- Records:
----------
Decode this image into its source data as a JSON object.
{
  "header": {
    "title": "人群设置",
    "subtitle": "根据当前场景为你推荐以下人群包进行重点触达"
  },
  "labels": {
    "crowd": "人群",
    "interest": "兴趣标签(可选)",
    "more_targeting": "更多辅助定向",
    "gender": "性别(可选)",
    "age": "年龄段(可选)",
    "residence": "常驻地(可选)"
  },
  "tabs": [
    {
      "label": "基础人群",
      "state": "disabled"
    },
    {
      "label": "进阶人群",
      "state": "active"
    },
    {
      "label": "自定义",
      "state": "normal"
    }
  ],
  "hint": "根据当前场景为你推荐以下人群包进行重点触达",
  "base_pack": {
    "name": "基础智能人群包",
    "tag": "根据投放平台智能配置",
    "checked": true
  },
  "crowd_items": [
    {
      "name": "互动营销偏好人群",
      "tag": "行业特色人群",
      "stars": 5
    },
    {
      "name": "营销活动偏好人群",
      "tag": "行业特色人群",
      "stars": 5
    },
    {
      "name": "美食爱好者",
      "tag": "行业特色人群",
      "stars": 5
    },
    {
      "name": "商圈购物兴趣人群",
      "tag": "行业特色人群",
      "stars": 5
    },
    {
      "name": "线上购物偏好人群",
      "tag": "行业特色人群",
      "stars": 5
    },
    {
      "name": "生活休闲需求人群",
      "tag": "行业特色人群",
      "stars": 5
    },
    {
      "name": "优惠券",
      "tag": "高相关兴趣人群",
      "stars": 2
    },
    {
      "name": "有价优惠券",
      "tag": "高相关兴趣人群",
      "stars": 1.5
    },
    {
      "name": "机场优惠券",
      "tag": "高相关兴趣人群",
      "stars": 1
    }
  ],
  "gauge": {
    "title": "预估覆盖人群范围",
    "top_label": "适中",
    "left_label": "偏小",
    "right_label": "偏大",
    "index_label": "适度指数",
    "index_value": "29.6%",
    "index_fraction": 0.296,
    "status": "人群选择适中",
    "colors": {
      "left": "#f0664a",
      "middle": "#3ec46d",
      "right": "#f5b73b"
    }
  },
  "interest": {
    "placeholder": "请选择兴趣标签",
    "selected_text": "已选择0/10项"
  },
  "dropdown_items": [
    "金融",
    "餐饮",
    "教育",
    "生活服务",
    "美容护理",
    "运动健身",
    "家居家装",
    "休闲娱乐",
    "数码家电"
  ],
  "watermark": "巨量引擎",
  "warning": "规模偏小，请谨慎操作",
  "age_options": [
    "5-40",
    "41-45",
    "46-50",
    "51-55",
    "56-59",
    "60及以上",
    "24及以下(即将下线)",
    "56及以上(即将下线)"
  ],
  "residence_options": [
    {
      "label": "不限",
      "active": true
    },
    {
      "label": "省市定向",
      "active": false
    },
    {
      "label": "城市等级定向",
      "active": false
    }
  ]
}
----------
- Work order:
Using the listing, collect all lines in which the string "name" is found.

- Response to the task:
    "name": "基础智能人群包",
      "name": "互动营销偏好人群",
      "name": "营销活动偏好人群",
      "name": "美食爱好者",
      "name": "商圈购物兴趣人群",
      "name": "线上购物偏好人群",
      "name": "生活休闲需求人群",
      "name": "优惠券",
      "name": "有价优惠券",
      "name": "机场优惠券",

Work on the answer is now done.